Problem requirements: Look through the data below. Pick out the lines holding the string "Statistics".

───── Exercise inputs

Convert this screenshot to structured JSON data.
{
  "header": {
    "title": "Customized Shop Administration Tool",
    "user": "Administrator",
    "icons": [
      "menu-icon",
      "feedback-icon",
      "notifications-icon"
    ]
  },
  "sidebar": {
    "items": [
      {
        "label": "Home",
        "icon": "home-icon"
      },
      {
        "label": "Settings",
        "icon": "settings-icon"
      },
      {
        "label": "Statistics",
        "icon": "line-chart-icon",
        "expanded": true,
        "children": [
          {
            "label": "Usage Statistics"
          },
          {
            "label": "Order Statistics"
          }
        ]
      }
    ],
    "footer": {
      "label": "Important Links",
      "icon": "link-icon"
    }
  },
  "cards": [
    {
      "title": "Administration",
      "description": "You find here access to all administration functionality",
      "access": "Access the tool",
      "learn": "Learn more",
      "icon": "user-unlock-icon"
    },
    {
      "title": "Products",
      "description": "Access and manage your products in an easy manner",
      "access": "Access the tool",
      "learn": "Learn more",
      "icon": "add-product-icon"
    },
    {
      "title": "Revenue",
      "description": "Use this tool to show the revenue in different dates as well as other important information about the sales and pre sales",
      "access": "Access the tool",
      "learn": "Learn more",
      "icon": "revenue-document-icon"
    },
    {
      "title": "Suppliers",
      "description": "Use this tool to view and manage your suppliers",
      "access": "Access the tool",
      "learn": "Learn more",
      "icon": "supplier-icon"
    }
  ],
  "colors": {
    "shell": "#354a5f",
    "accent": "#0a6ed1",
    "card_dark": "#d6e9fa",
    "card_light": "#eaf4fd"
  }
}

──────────
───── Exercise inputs

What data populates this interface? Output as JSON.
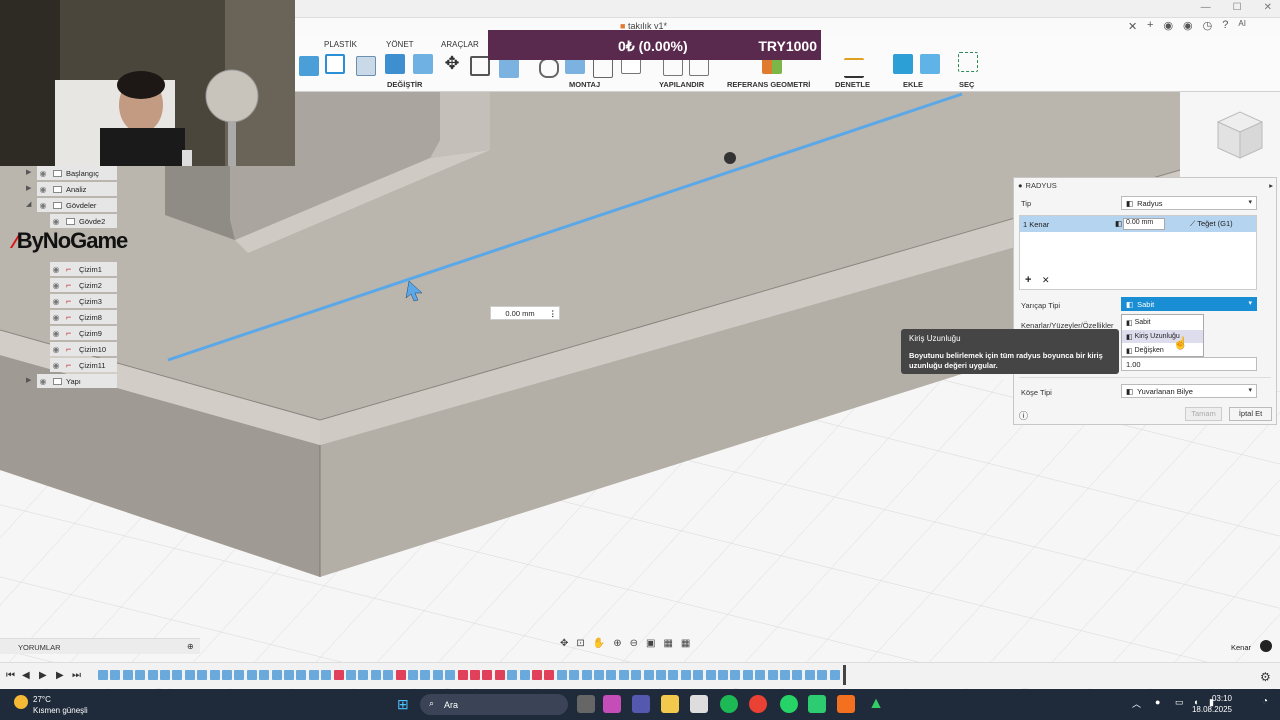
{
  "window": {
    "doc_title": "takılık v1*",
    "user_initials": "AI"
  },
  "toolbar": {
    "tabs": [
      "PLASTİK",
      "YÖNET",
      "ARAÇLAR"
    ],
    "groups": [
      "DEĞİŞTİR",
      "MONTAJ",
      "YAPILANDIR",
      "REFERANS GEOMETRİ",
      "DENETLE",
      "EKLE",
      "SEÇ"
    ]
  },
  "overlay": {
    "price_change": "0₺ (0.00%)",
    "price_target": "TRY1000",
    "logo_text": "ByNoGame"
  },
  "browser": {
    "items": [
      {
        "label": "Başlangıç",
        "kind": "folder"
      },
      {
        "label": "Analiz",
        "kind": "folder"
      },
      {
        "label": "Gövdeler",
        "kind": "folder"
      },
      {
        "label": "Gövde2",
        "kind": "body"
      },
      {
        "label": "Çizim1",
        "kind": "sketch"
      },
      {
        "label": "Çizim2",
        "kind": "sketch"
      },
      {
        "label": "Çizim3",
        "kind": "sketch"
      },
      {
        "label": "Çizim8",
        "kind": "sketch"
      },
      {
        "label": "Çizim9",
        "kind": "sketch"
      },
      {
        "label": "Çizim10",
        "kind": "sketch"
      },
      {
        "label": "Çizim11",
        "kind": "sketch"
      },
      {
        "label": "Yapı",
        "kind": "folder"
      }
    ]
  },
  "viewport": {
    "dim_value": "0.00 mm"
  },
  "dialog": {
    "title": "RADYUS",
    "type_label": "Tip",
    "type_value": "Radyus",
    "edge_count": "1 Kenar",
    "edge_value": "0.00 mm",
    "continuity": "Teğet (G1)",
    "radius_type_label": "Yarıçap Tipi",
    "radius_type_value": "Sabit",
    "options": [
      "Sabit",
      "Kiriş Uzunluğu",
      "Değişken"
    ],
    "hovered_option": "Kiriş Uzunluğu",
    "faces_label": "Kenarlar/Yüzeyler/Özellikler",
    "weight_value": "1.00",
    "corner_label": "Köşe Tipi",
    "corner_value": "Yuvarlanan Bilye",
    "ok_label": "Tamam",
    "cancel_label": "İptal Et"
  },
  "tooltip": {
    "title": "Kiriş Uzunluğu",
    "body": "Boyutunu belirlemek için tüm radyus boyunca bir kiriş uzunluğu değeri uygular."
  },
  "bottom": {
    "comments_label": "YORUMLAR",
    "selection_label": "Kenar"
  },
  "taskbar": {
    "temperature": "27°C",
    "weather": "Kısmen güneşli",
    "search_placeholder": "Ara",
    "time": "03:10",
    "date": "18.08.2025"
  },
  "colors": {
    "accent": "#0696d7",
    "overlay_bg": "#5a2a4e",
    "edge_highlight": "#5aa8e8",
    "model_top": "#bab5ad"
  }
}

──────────

Response to the exercise:
        "label": "Statistics",
            "label": "Usage Statistics"
            "label": "Order Statistics"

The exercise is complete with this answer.